Man with all his noble qualities - Man with all his noble qualities . . . with his god-like intellect which has penetrated into the movements and constitution of the solar system. . . still bears in his bodily frame the indelible stamp of his lowly origin.

A damnable doctrine - Thus disbelief crept over me at a very slow rate, but was at last complete. The rate was so slow that I felt no distress, and have never since doubted even for a second that my conclusion was correct. I can indeed hardly see how anyone ought to wish Christianity to be true; for if so the plain language of the text seems to show that the men who do not believe, and this would include my Father, Brother and almost all of my friends, will be ever lastingly punished. And this is a damnable doctrine.

The cold death of the sun and planets - Consider the view now held by most physicists, namely, that the sun with all the planets will in time grow too cold for life, unless indeed some great body dashes into the sun, and thus gives it fresh life. Believing as I do that man in the distant future will be a far more perfect creature than he now is, it is an intolerable thought that he and all other sentient beings are doomed to complete annihilation after such long-continued slow progress.

Grandeur view of life - Thus, from the war of nature, from famine and death, the most exalted object which we are capable of conceiving, namely, the production of the higher animals, directly follows. There is grandeur in this view of life, with its several powers, having been originally breathed into a few forms or into one; and that, whilst this planet has gone cycling on according to the fixed law of gravity, from so simple a beginning endless forms most beautiful and most wonderful have been, and are being, evolved.

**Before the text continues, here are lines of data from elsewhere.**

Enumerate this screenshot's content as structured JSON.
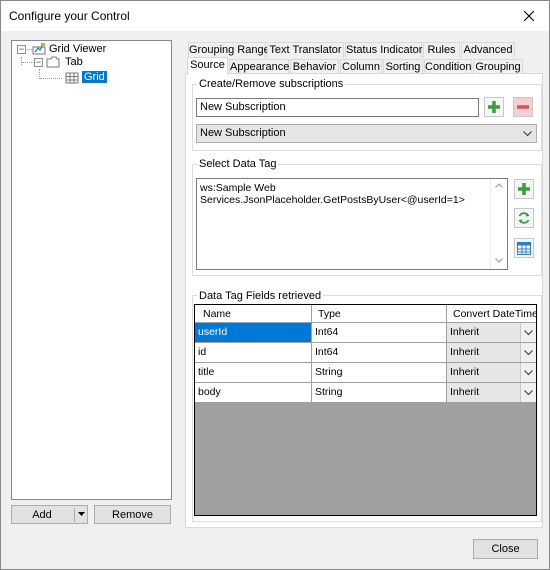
{
  "window": {
    "title": "Configure your Control",
    "close_label": "×"
  },
  "tree": {
    "root": "Grid Viewer",
    "child": "Tab",
    "grandchild": "Grid",
    "root_expander": "−",
    "child_expander": "−"
  },
  "left_buttons": {
    "add": "Add",
    "remove": "Remove"
  },
  "tabs": {
    "row1": [
      "Grouping Range",
      "Text Translator",
      "Status Indicator",
      "Rules",
      "Advanced"
    ],
    "row2": [
      "Source",
      "Appearance",
      "Behavior",
      "Column",
      "Sorting",
      "Condition",
      "Grouping"
    ],
    "active": "Source"
  },
  "subscriptions": {
    "group_label": "Create/Remove subscriptions",
    "input_value": "New Subscription",
    "select_value": "New Subscription"
  },
  "data_tag": {
    "group_label": "Select Data Tag",
    "value_line1": "ws:Sample Web",
    "value_line2": "Services.JsonPlaceholder.GetPostsByUser<@userId=1>"
  },
  "fields": {
    "group_label": "Data Tag Fields retrieved",
    "columns": [
      "Name",
      "Type",
      "Convert DateTime"
    ],
    "rows": [
      {
        "name": "userId",
        "type": "Int64",
        "convert": "Inherit"
      },
      {
        "name": "id",
        "type": "Int64",
        "convert": "Inherit"
      },
      {
        "name": "title",
        "type": "String",
        "convert": "Inherit"
      },
      {
        "name": "body",
        "type": "String",
        "convert": "Inherit"
      }
    ]
  },
  "footer": {
    "close": "Close"
  },
  "colors": {
    "accent": "#0078d7",
    "add_green": "#3c9d3c",
    "remove_red": "#d9534f"
  },
  "icons": [
    "close-icon",
    "plus-icon",
    "minus-icon",
    "refresh-icon",
    "table-icon",
    "chevron-down-icon",
    "grid-icon",
    "tab-icon",
    "grid-viewer-icon"
  ]
}
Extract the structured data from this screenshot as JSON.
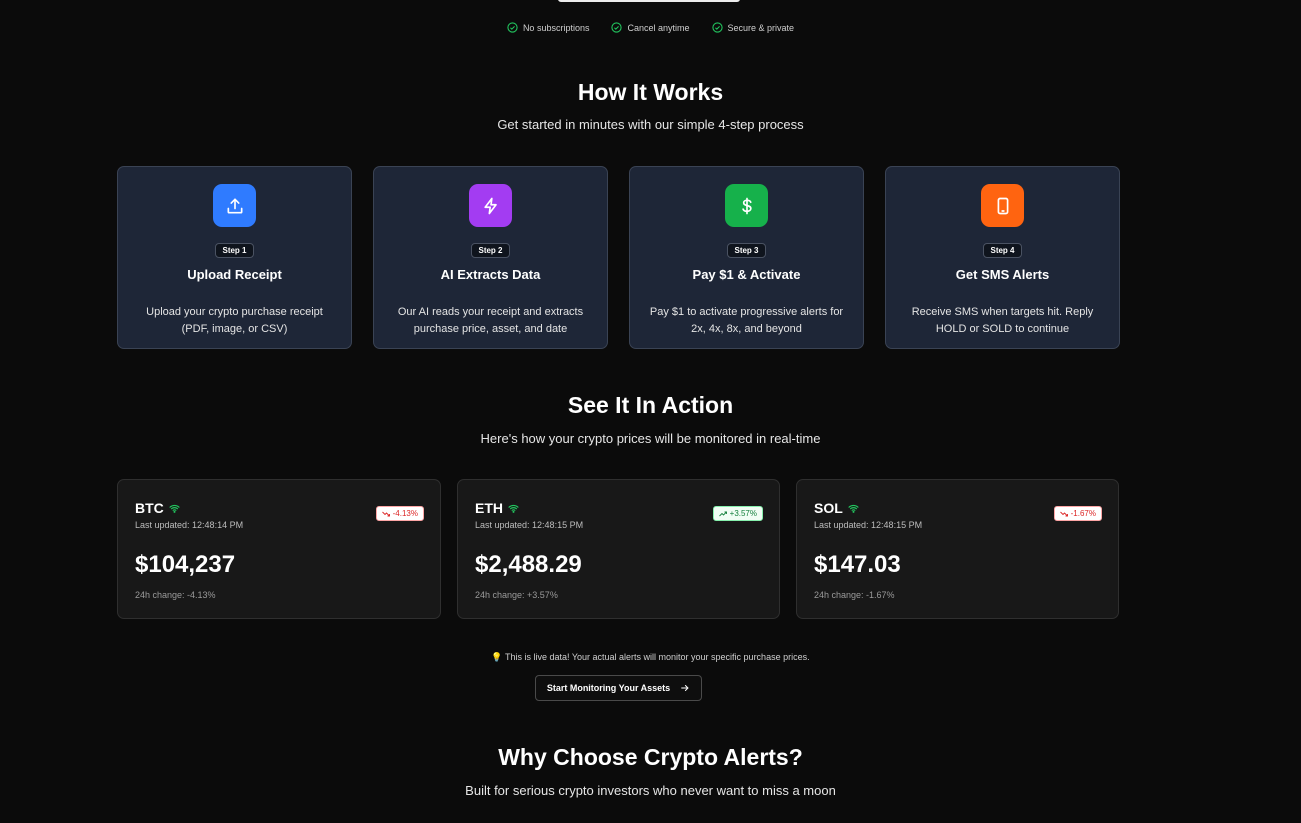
{
  "badges": [
    {
      "label": "No subscriptions",
      "icon": "check-circle-icon"
    },
    {
      "label": "Cancel anytime",
      "icon": "check-circle-icon"
    },
    {
      "label": "Secure & private",
      "icon": "check-circle-icon"
    }
  ],
  "how_it_works": {
    "title": "How It Works",
    "subtitle": "Get started in minutes with our simple 4-step process",
    "steps": [
      {
        "badge": "Step 1",
        "title": "Upload Receipt",
        "desc": "Upload your crypto purchase receipt (PDF, image, or CSV)",
        "icon": "upload-icon",
        "color": "#2f7bff"
      },
      {
        "badge": "Step 2",
        "title": "AI Extracts Data",
        "desc": "Our AI reads your receipt and extracts purchase price, asset, and date",
        "icon": "lightning-icon",
        "color": "#a33cf2"
      },
      {
        "badge": "Step 3",
        "title": "Pay $1 & Activate",
        "desc": "Pay $1 to activate progressive alerts for 2x, 4x, 8x, and beyond",
        "icon": "dollar-icon",
        "color": "#16b14b"
      },
      {
        "badge": "Step 4",
        "title": "Get SMS Alerts",
        "desc": "Receive SMS when targets hit. Reply HOLD or SOLD to continue",
        "icon": "phone-icon",
        "color": "#ff6410"
      }
    ]
  },
  "in_action": {
    "title": "See It In Action",
    "subtitle": "Here's how your crypto prices will be monitored in real-time",
    "cards": [
      {
        "symbol": "BTC",
        "updated": "Last updated: 12:48:14 PM",
        "pill": "-4.13%",
        "direction": "down",
        "price": "$104,237",
        "change": "24h change: -4.13%"
      },
      {
        "symbol": "ETH",
        "updated": "Last updated: 12:48:15 PM",
        "pill": "+3.57%",
        "direction": "up",
        "price": "$2,488.29",
        "change": "24h change: +3.57%"
      },
      {
        "symbol": "SOL",
        "updated": "Last updated: 12:48:15 PM",
        "pill": "-1.67%",
        "direction": "down",
        "price": "$147.03",
        "change": "24h change: -1.67%"
      }
    ],
    "note": "This is live data! Your actual alerts will monitor your specific purchase prices.",
    "cta_label": "Start Monitoring Your Assets"
  },
  "why": {
    "title": "Why Choose Crypto Alerts?",
    "subtitle": "Built for serious crypto investors who never want to miss a moon"
  },
  "colors": {
    "check": "#22c55e",
    "down": "#dc2626",
    "up": "#15803d",
    "wifi": "#22c55e"
  }
}
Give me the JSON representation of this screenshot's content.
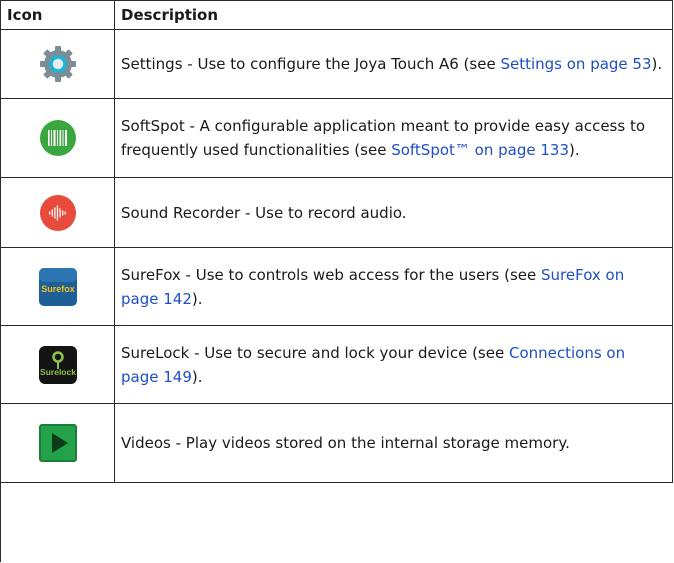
{
  "header": {
    "col_icon": "Icon",
    "col_desc": "Description"
  },
  "rows": [
    {
      "icon": "settings-gear-icon",
      "text": "Settings - Use to configure the Joya Touch A6 (see ",
      "link": "Settings on page 53",
      "tail": ")."
    },
    {
      "icon": "softspot-barcode-icon",
      "text": "SoftSpot - A configurable application meant to provide easy access to frequently used functionalities (see ",
      "link": "SoftSpot™ on page 133",
      "tail": ")."
    },
    {
      "icon": "sound-recorder-icon",
      "text": "Sound Recorder - Use to record audio.",
      "link": "",
      "tail": ""
    },
    {
      "icon": "surefox-icon",
      "icon_text": "Surefox",
      "text": "SureFox - Use to controls web access for the users (see ",
      "link": "SureFox on page 142",
      "tail": ")."
    },
    {
      "icon": "surelock-icon",
      "icon_text": "Surelock",
      "text": "SureLock - Use to secure and lock your device (see ",
      "link": "Connections on page 149",
      "tail": ")."
    },
    {
      "icon": "videos-play-icon",
      "text": "Videos - Play videos stored on the internal storage memory.",
      "link": "",
      "tail": ""
    }
  ],
  "colors": {
    "link": "#1f4fc2",
    "border": "#2b2b2b",
    "softspot_green": "#3aa63e",
    "recorder_red": "#e84a3b",
    "surefox_blue": "#1f5f97",
    "videos_green": "#23a24a"
  }
}
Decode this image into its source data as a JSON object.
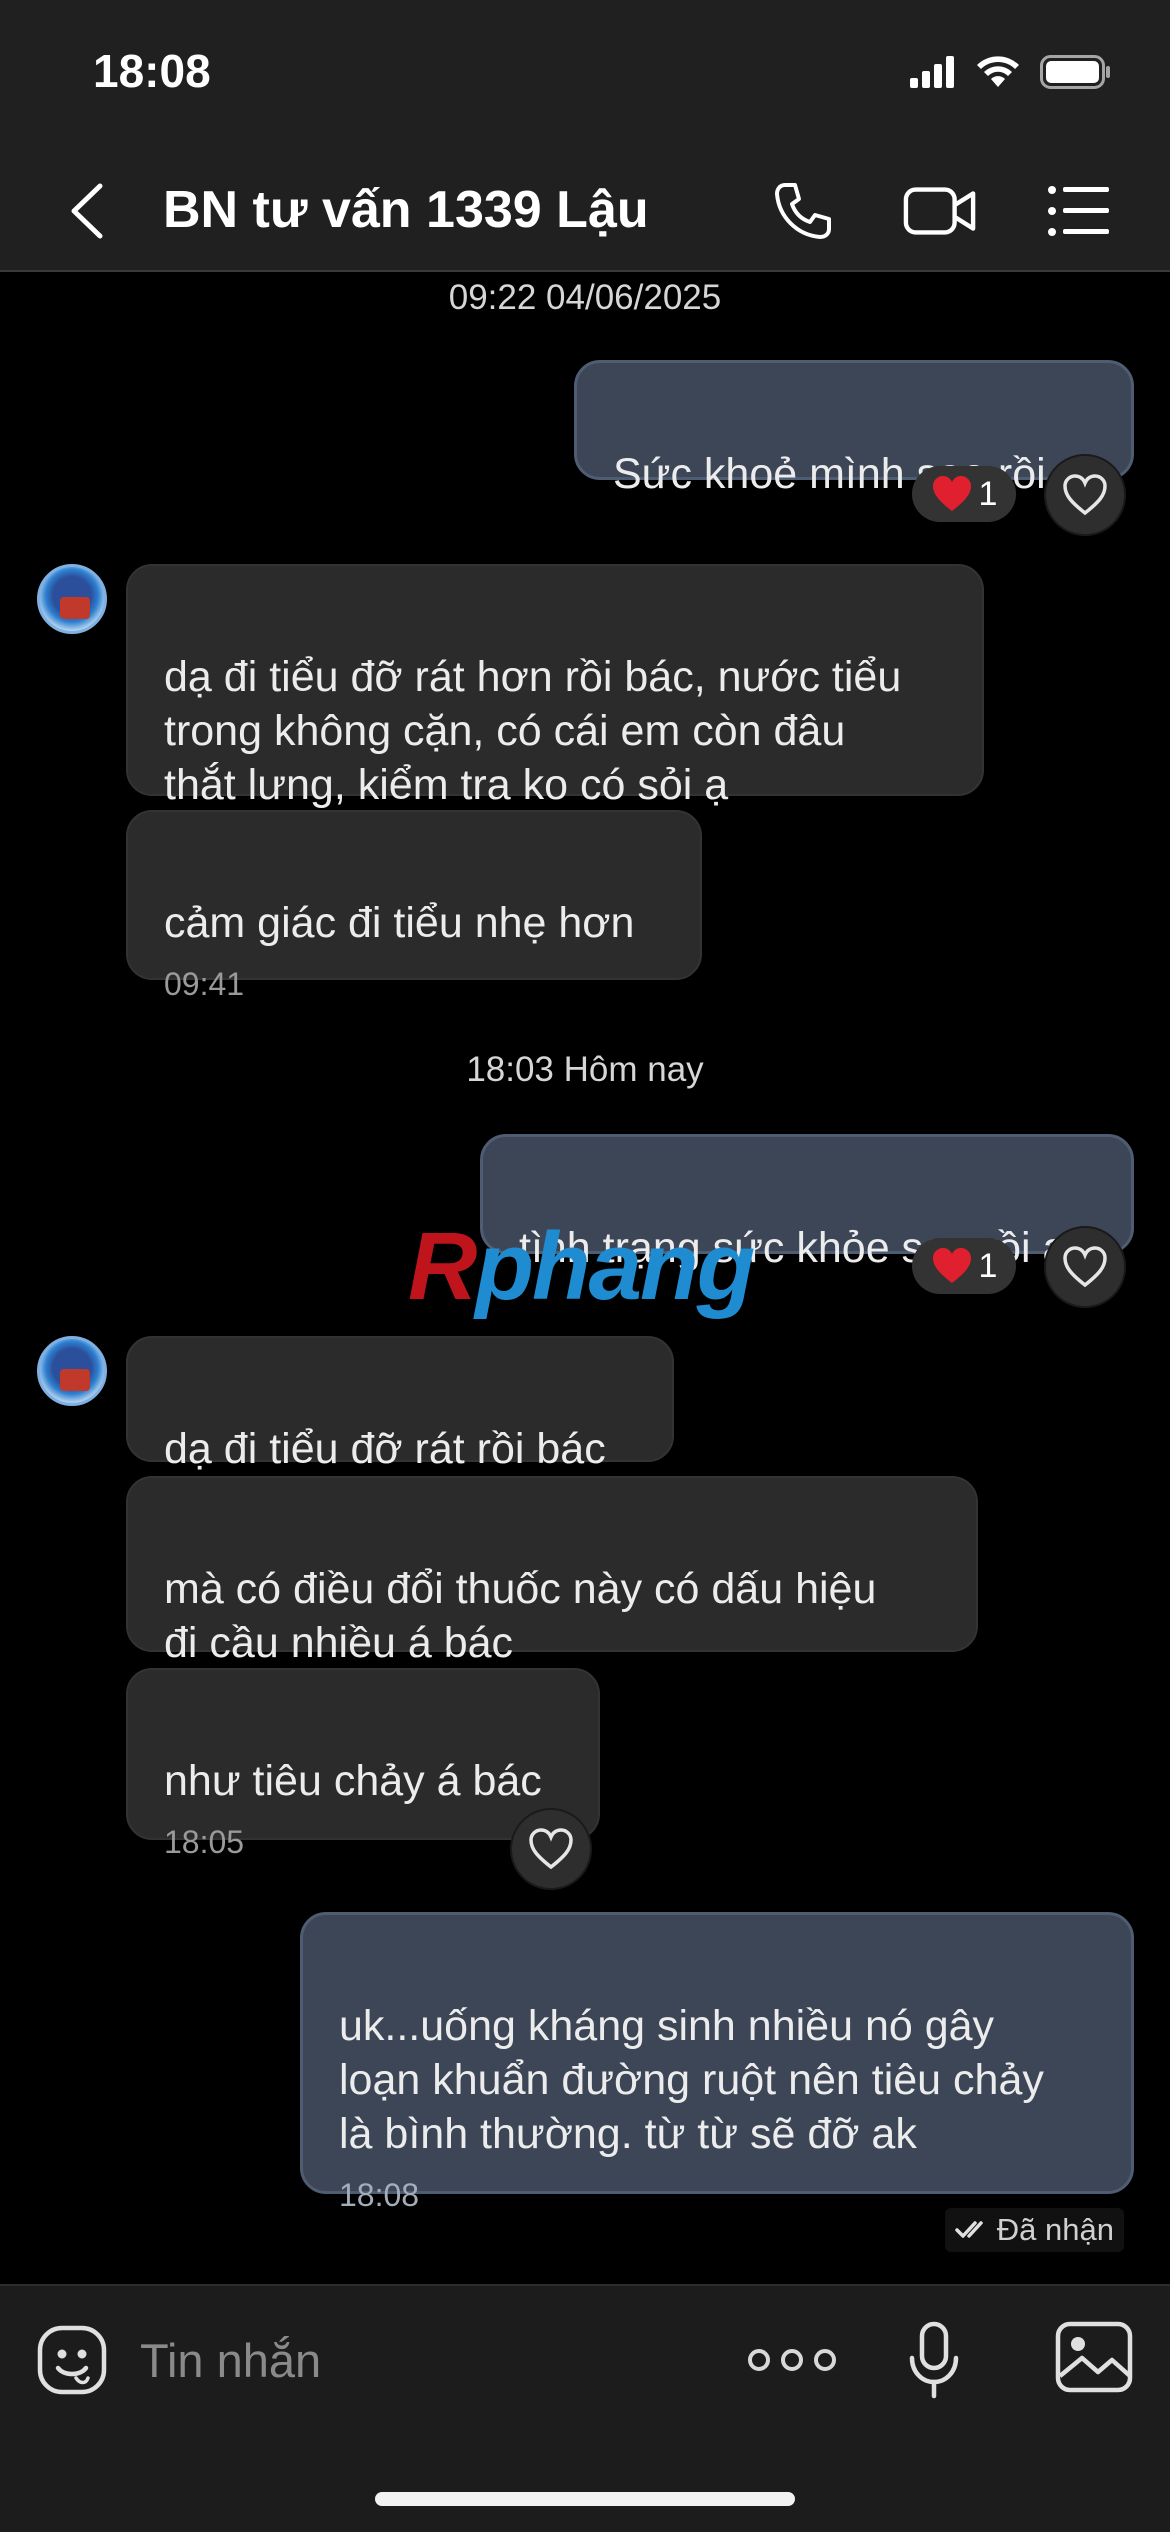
{
  "status_bar": {
    "time": "18:08"
  },
  "header": {
    "title": "BN tư vấn 1339 Lậu"
  },
  "messages": {
    "ts1": "09:22 04/06/2025",
    "m1": {
      "text": "Sức khoẻ mình sao rồi ạ",
      "reaction_count": "1"
    },
    "m2": {
      "text": "dạ đi tiểu đỡ rát hơn rồi bác, nước tiểu\ntrong không cặn, có cái em còn đâu\nthắt lưng, kiểm tra ko có sỏi ạ"
    },
    "m3": {
      "text": "cảm giác đi tiểu nhẹ hơn",
      "time": "09:41"
    },
    "ts2": "18:03 Hôm nay",
    "m4": {
      "text": "tình trạng sức khỏe sao rồi ạ",
      "reaction_count": "1"
    },
    "m5": {
      "text": "dạ đi tiểu đỡ rát rồi bác"
    },
    "m6": {
      "text": "mà có điều đổi thuốc này có dấu hiệu\nđi cầu nhiều á bác"
    },
    "m7": {
      "text": "như tiêu chảy á bác",
      "time": "18:05"
    },
    "m8": {
      "text": "uk...uống kháng sinh nhiều nó gây\nloạn khuẩn đường ruột nên tiêu chảy\nlà bình thường. từ từ sẽ đỡ ak",
      "time": "18:08"
    },
    "delivery_status": "Đã nhận"
  },
  "watermark": {
    "first": "R",
    "rest": "phang"
  },
  "input": {
    "placeholder": "Tin nhắn"
  },
  "colors": {
    "outgoing_bubble": "#3c4656",
    "incoming_bubble": "#2b2b2b",
    "reaction_heart": "#e0202e"
  }
}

False facts versus false views - False facts are highly injurious to the progress of science, for they often long endure; but false views, if supported by some evidence, do little harm, as everyone takes a salutary pleasure in proving their falseness; and when this is done, one path towards error is closed and the road to truth is often at the same time opened.